<?php endif; ?><br />
The code above first checks if the current page is really a page/post. This will prevent the header image from changing on the home page. The script then checks to make sure the page/post has an attached image and that it is big enough for the header. Finally, if the requirements are met it displays the image. If there is no image attached to the page/post, it will display the default header.
That puts a wrap on this project. Now the author/user can easily change the header of their website without having to contact the developer!

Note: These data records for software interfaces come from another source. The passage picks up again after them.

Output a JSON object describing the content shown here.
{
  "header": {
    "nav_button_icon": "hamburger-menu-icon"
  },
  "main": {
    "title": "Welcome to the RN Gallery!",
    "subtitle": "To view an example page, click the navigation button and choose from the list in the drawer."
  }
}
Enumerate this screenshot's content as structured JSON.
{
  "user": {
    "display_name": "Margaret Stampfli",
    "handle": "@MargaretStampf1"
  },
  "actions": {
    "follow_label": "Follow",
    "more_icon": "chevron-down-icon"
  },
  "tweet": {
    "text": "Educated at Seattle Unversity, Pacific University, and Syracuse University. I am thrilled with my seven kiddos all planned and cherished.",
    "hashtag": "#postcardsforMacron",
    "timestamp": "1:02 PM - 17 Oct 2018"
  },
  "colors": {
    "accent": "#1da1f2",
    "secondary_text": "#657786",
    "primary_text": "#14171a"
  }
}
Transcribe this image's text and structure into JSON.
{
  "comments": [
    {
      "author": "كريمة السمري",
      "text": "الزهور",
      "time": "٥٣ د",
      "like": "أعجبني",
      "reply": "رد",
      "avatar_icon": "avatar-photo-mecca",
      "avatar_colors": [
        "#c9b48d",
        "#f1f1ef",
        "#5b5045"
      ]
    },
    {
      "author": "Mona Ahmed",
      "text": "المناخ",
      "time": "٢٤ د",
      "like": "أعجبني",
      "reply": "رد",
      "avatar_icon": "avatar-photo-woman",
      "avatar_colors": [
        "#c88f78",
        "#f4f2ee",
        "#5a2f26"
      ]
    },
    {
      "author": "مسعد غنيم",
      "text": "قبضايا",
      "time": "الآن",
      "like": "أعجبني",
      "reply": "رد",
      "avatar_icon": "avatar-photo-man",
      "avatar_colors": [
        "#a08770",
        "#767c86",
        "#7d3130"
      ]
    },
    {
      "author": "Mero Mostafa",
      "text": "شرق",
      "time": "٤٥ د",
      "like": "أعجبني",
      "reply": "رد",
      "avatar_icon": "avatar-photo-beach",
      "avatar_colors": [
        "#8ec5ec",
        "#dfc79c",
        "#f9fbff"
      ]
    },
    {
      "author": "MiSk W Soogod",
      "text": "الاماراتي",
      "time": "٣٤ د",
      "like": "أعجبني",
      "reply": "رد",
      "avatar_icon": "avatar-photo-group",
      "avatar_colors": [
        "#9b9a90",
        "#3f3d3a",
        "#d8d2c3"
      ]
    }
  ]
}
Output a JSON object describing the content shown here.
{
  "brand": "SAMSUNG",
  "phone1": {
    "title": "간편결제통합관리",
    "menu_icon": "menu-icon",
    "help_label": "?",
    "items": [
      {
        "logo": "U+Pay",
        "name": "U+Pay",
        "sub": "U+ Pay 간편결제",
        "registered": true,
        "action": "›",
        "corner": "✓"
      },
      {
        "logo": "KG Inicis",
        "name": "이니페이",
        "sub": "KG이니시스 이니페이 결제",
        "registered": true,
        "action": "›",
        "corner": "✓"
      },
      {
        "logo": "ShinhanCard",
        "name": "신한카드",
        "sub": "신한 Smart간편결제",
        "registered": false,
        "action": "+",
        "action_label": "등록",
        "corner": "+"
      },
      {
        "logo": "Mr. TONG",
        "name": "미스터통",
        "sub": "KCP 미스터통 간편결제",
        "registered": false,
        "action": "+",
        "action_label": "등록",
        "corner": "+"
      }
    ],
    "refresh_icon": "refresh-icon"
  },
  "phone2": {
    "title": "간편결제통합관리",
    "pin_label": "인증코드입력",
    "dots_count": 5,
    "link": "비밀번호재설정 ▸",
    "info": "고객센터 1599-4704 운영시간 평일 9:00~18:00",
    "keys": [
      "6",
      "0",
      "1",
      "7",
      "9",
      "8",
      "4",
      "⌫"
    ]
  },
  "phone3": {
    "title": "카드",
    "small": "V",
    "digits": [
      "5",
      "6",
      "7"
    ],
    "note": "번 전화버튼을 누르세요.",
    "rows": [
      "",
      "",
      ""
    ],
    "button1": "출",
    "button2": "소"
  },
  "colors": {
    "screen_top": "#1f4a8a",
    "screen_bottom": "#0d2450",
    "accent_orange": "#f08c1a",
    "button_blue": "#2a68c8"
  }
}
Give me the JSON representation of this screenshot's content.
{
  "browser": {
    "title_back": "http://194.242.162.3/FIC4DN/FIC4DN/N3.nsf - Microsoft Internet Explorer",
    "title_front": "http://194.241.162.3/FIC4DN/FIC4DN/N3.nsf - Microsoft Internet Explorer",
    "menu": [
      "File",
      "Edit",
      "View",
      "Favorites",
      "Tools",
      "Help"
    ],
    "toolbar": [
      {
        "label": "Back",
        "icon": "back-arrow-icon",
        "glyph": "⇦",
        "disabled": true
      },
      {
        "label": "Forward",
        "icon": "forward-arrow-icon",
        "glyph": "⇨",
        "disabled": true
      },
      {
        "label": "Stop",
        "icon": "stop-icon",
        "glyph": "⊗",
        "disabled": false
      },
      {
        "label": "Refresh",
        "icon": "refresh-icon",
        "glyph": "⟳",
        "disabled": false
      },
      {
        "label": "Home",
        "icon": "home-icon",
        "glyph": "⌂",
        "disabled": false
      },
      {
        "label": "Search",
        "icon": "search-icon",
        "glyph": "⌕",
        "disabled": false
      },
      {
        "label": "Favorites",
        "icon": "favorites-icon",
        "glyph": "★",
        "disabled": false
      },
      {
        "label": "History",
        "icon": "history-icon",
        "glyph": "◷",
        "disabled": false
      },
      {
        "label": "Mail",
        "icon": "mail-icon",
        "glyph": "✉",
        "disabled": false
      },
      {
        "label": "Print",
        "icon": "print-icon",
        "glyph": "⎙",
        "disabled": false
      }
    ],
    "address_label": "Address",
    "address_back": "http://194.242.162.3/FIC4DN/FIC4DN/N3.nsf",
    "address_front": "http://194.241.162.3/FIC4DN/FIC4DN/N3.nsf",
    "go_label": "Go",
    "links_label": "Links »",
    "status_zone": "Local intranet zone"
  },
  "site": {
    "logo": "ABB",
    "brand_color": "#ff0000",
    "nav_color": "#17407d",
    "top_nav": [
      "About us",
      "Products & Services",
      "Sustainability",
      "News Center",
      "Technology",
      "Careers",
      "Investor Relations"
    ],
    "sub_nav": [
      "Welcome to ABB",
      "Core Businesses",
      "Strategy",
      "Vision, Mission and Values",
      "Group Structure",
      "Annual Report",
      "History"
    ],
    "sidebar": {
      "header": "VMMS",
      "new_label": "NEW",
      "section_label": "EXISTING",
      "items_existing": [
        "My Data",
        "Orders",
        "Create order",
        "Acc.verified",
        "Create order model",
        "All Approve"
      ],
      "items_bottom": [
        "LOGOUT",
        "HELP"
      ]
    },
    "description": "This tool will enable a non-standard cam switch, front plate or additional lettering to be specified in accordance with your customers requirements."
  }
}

It is possible to incorporate the same header administration area as the new WordPress theme TwentyTen uses. We will save that procedure for another blog.